* Task goal *
In the entries below, count the lines that hold the string "JSON" and state only that count.
——
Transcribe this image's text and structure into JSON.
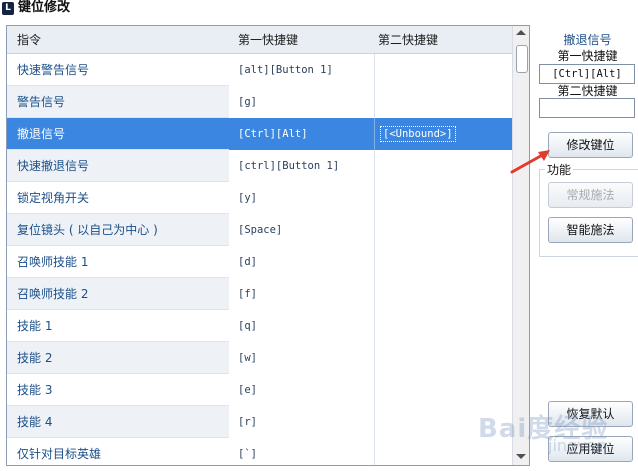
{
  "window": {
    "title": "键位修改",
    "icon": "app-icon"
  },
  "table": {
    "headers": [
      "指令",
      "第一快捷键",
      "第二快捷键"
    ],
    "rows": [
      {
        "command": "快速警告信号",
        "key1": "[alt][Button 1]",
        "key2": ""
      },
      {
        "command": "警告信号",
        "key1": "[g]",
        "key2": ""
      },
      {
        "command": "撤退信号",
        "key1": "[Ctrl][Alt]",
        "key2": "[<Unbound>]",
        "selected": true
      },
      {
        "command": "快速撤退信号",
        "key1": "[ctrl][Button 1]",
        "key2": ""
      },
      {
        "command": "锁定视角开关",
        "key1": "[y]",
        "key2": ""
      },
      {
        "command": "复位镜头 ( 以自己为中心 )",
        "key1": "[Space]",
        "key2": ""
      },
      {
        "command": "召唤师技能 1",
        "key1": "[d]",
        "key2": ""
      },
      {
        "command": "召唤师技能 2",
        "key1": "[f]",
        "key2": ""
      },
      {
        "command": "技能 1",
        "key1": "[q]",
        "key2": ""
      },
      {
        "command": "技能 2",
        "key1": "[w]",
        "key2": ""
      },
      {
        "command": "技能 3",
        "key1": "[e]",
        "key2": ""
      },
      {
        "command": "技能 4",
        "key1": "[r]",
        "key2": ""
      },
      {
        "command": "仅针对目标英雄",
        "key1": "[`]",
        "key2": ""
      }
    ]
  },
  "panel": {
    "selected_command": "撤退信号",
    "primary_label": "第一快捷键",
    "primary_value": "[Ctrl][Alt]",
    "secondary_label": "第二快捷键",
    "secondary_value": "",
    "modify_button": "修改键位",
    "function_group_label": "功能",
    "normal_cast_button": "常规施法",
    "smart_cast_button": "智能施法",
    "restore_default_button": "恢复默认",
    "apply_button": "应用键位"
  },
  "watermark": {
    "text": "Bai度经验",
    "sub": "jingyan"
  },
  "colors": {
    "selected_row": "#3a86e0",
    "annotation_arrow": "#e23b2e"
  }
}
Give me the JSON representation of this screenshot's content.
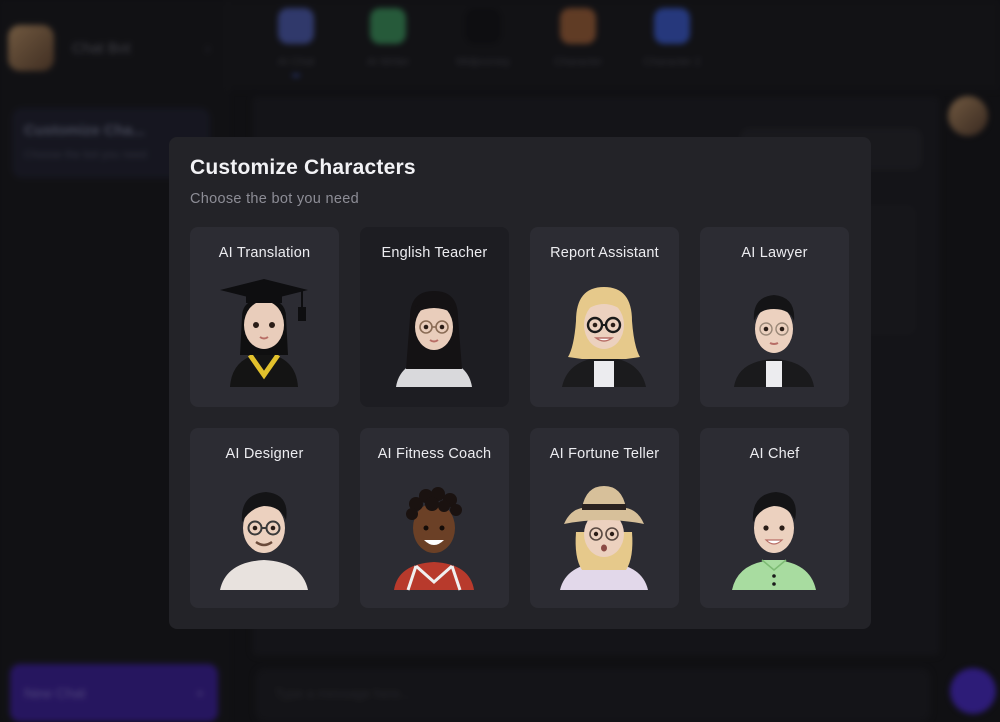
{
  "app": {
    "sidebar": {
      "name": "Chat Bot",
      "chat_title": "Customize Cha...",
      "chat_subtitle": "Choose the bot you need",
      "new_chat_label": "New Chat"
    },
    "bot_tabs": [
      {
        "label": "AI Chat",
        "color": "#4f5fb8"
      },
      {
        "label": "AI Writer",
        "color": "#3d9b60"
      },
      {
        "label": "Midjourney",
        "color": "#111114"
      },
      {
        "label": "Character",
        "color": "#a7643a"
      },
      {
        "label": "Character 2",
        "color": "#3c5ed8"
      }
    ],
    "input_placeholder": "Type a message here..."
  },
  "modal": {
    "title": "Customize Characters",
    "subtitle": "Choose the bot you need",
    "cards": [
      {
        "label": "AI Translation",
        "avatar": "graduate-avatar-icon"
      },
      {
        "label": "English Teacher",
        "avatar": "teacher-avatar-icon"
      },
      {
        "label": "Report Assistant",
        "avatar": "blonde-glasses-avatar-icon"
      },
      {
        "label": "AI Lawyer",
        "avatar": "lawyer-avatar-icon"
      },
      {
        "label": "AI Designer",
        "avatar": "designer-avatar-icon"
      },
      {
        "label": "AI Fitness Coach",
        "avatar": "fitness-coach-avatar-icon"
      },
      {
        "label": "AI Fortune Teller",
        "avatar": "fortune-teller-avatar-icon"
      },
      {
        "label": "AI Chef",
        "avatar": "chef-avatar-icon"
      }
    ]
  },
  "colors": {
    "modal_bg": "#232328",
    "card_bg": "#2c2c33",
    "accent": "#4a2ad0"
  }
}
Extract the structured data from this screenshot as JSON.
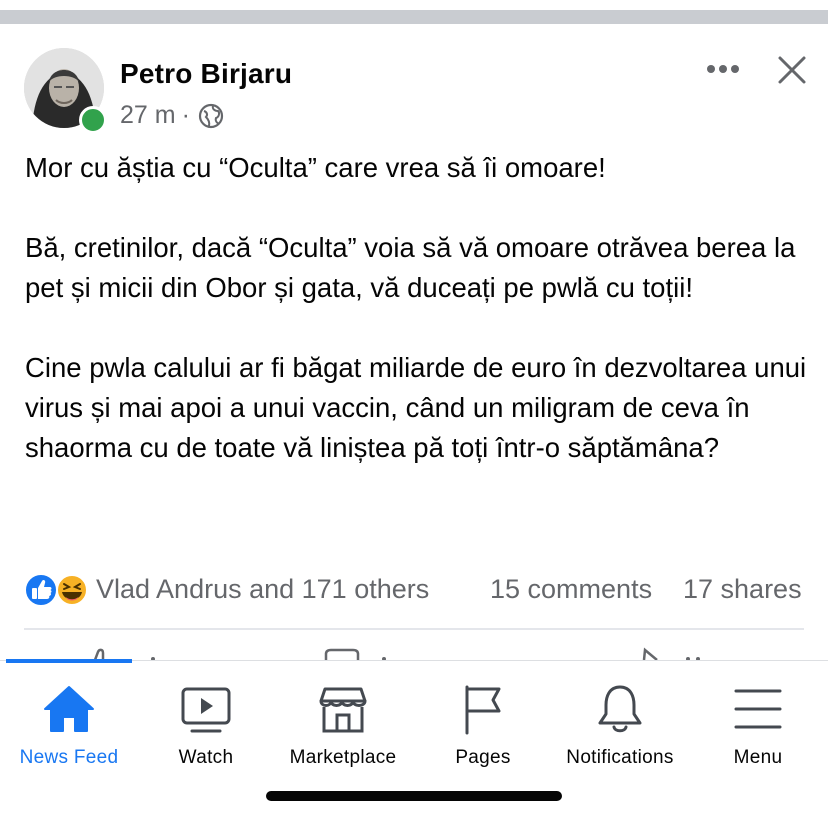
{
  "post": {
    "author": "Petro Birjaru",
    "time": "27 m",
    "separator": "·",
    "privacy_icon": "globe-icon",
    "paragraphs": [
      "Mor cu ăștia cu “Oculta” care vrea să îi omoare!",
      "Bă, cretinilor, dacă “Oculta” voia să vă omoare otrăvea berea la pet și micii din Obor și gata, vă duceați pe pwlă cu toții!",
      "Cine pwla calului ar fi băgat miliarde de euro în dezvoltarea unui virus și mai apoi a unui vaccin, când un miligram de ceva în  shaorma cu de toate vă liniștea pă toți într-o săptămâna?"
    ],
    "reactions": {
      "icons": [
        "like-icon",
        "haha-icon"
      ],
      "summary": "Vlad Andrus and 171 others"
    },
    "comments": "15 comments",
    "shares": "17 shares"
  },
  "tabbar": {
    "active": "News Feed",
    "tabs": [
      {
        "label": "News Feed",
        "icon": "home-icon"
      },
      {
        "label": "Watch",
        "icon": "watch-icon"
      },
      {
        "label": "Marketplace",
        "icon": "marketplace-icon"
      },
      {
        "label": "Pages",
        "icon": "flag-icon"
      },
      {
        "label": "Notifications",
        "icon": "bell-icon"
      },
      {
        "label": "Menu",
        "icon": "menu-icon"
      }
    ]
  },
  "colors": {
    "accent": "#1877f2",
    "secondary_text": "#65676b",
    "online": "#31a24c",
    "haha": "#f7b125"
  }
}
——
* Written answer *
3